Kino Lorber

I have some trepidation about describing a film as Hitchockian as it usually applied to films with graphic shocks. What I have in mind are the earlier films with the central character caught in a situation they do not fully understand, with growing paranoia and distrust of the people in their immediate environment. From almost the very beginning, there is a sense that the middle-aged housewife, Carmen, whether driving or simply walking, is moving towards some dark fate.

It should be pointed out that the original title is simply 1976, with geographical augmentation for the U.S. release serving a couple of functions. While there is no reference to any specific event, this is a film that takes place during the third year of Augusto Pinochet's military dictatorship in Chile. With fear of imprisonment or worse, even talk between friends needs to be coded. Any kind of political discussion is officially discouraged. Even being an accidental witness is dangerous.

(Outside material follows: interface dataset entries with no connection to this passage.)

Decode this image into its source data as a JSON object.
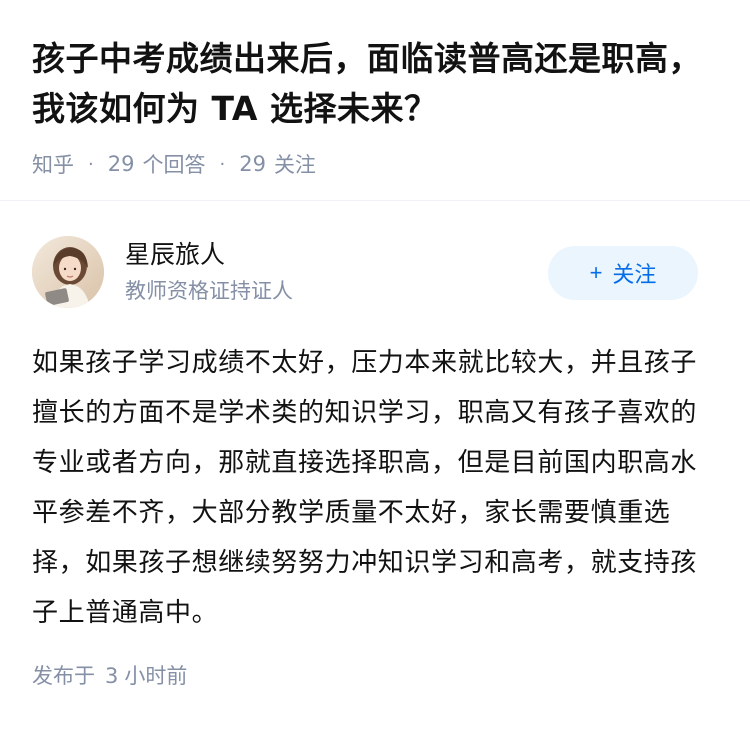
{
  "question": {
    "title": "孩子中考成绩出来后，面临读普高还是职高，我该如何为 TA 选择未来？",
    "source": "知乎",
    "answers_count": "29",
    "answers_label": "个回答",
    "followers_count": "29",
    "followers_label": "关注"
  },
  "author": {
    "name": "星辰旅人",
    "badge": "教师资格证持证人",
    "follow_label": "关注",
    "follow_icon": "plus-icon",
    "avatar_icon": "user-avatar"
  },
  "answer": {
    "content": "如果孩子学习成绩不太好，压力本来就比较大，并且孩子擅长的方面不是学术类的知识学习，职高又有孩子喜欢的专业或者方向，那就直接选择职高，但是目前国内职高水平参差不齐，大部分教学质量不太好，家长需要慎重选择，如果孩子想继续努努力冲知识学习和高考，就支持孩子上普通高中。",
    "published_label": "发布于",
    "published_num": "3",
    "published_unit": "小时前"
  },
  "colors": {
    "accent": "#056de8",
    "button_bg": "#ebf5fd",
    "meta_gray": "#8590a6",
    "text": "#121212"
  }
}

Carmen is introduced buying a very specific shade of pink paint for the coastal house she is remodeling. Outside of the store, noise, presumably gunshots, are heard. The customers stay within the confines of the paint shop. When Carmen steps out, she finds a shoe that has fallen under her car. Being the wife of a successful doctor, Carmen also does volunteer work for the church. She is persuaded by a priest to house a wounded young man, described as a thief who stole some bread, to protect him from an unjust prison sentence. She hides the young man in what might be considered an act of Christian charity. While becoming aware that she is now responsible for a political activist, Carmen also becomes more committed in spite of the dangers posed to both herself and her family.

Is Carmen being followed by the driver behind her? Is the stranger at the roadside restaurant merely looking for brief conversation? Was Carmen's car broken into with contents strewn by some government agent or was it simply the result of parking in a poor neighborhood? Maria Portugal's score helps supplement the sense of suspense, with some of the music being electronically treated and distorted. Martelli discussing the music in an interview: "“The sounds and the music in the film are important because, in the end, I was asking myself how to portray that horror from the point of view of Carmen. That was my initial premise. I wanted to observe the period from her angle. For her the horror was invisible. Even when she begins to feel it, it is still invisible. She starts to perceive it, she knows it is there, but she cannot see it."

While 1976 is Manuela Martelli's directorial feature debut, this follows a handful of shorts and two decades of acting. A significant number of key production positions are held by women including the editing and cinematography. Ms. Martelli has already won several awards for directing a first feature.

Posted by Peter Nellhaus at November 6, 2022 07:40 AM